* **WHAT YOU ARE ASKED TO DO**: Every entry below, first to last, should be restated word for word.
[Opening MATERIAL FOR THIS TASK section]
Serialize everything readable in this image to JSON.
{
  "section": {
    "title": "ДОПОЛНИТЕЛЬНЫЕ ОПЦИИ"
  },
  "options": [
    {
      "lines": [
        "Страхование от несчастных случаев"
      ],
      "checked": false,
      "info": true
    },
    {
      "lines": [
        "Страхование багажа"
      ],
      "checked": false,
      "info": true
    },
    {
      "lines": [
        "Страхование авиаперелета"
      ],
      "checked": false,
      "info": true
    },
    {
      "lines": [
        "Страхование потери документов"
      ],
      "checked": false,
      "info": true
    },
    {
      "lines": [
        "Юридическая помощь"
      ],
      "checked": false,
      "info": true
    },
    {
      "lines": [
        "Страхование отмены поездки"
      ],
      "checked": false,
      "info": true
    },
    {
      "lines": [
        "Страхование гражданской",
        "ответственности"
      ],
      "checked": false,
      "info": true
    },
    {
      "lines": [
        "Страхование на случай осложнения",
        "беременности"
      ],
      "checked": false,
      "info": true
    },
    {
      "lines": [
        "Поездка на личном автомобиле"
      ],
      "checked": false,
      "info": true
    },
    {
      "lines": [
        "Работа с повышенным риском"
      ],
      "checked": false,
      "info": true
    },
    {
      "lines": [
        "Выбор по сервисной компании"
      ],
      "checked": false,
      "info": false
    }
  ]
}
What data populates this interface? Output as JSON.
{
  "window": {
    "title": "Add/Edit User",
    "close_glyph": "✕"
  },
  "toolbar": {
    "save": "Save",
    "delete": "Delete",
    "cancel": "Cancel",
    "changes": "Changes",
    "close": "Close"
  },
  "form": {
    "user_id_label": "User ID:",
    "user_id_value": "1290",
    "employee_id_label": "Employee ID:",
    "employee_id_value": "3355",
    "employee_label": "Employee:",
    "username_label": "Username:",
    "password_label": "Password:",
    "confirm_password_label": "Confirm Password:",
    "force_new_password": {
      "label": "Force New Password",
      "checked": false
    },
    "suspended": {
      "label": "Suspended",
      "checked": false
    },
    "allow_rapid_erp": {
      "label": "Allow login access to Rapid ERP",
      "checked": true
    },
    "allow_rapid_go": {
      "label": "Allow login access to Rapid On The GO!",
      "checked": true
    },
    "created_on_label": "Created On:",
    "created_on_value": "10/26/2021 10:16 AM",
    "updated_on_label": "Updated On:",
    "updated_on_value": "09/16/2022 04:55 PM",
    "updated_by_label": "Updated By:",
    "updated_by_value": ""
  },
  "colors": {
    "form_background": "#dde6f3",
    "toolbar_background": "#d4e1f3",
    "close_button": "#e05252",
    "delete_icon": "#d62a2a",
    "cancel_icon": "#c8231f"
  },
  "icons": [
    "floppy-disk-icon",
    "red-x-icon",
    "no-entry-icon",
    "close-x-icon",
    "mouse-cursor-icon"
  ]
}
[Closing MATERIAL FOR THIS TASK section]
* **OUTPUT**:
Serialize everything readable in this image to JSON.
{
  "section": {
    "title": "ДОПОЛНИТЕЛЬНЫЕ ОПЦИИ"
  },
  "options": [
    {
      "lines": [
        "Страхование от несчастных случаев"
      ],
      "checked": false,
      "info": true
    },
    {
      "lines": [
        "Страхование багажа"
      ],
      "checked": false,
      "info": true
    },
    {
      "lines": [
        "Страхование авиаперелета"
      ],
      "checked": false,
      "info": true
    },
    {
      "lines": [
        "Страхование потери документов"
      ],
      "checked": false,
      "info": true
    },
    {
      "lines": [
        "Юридическая помощь"
      ],
      "checked": false,
      "info": true
    },
    {
      "lines": [
        "Страхование отмены поездки"
      ],
      "checked": false,
      "info": true
    },
    {
      "lines": [
        "Страхование гражданской",
        "ответственности"
      ],
      "checked": false,
      "info": true
    },
    {
      "lines": [
        "Страхование на случай осложнения",
        "беременности"
      ],
      "checked": false,
      "info": true
    },
    {
      "lines": [
        "Поездка на личном автомобиле"
      ],
      "checked": false,
      "info": true
    },
    {
      "lines": [
        "Работа с повышенным риском"
      ],
      "checked": false,
      "info": true
    },
    {
      "lines": [
        "Выбор по сервисной компании"
      ],
      "checked": false,
      "info": false
    }
  ]
}
What data populates this interface? Output as JSON.
{
  "window": {
    "title": "Add/Edit User",
    "close_glyph": "✕"
  },
  "toolbar": {
    "save": "Save",
    "delete": "Delete",
    "cancel": "Cancel",
    "changes": "Changes",
    "close": "Close"
  },
  "form": {
    "user_id_label": "User ID:",
    "user_id_value": "1290",
    "employee_id_label": "Employee ID:",
    "employee_id_value": "3355",
    "employee_label": "Employee:",
    "username_label": "Username:",
    "password_label": "Password:",
    "confirm_password_label": "Confirm Password:",
    "force_new_password": {
      "label": "Force New Password",
      "checked": false
    },
    "suspended": {
      "label": "Suspended",
      "checked": false
    },
    "allow_rapid_erp": {
      "label": "Allow login access to Rapid ERP",
      "checked": true
    },
    "allow_rapid_go": {
      "label": "Allow login access to Rapid On The GO!",
      "checked": true
    },
    "created_on_label": "Created On:",
    "created_on_value": "10/26/2021 10:16 AM",
    "updated_on_label": "Updated On:",
    "updated_on_value": "09/16/2022 04:55 PM",
    "updated_by_label": "Updated By:",
    "updated_by_value": ""
  },
  "colors": {
    "form_background": "#dde6f3",
    "toolbar_background": "#d4e1f3",
    "close_button": "#e05252",
    "delete_icon": "#d62a2a",
    "cancel_icon": "#c8231f"
  },
  "icons": [
    "floppy-disk-icon",
    "red-x-icon",
    "no-entry-icon",
    "close-x-icon",
    "mouse-cursor-icon"
  ]
}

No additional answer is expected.